### What the exercise asks
Identify and pull out each line of the entries in which "label" occurs.

### Records supplied
___
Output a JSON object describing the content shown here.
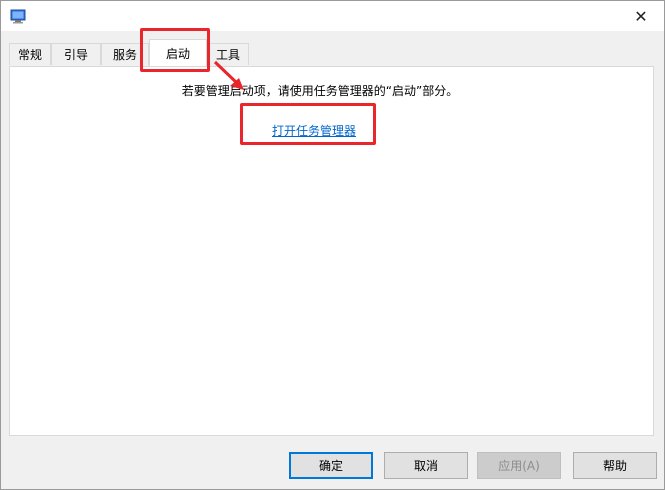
{
  "window": {
    "close_glyph": "✕"
  },
  "tabs": [
    {
      "label": "常规"
    },
    {
      "label": "引导"
    },
    {
      "label": "服务"
    },
    {
      "label": "启动"
    },
    {
      "label": "工具"
    }
  ],
  "startup": {
    "info_text": "若要管理启动项，请使用任务管理器的“启动”部分。",
    "open_task_manager_link": "打开任务管理器"
  },
  "buttons": {
    "ok": "确定",
    "cancel": "取消",
    "apply": "应用(A)",
    "help": "帮助"
  },
  "annotation": {
    "highlight_color": "#e8262b"
  }
}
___
### Exercise output
      "label": "常规"
      "label": "引导"
      "label": "服务"
      "label": "启动"
      "label": "工具"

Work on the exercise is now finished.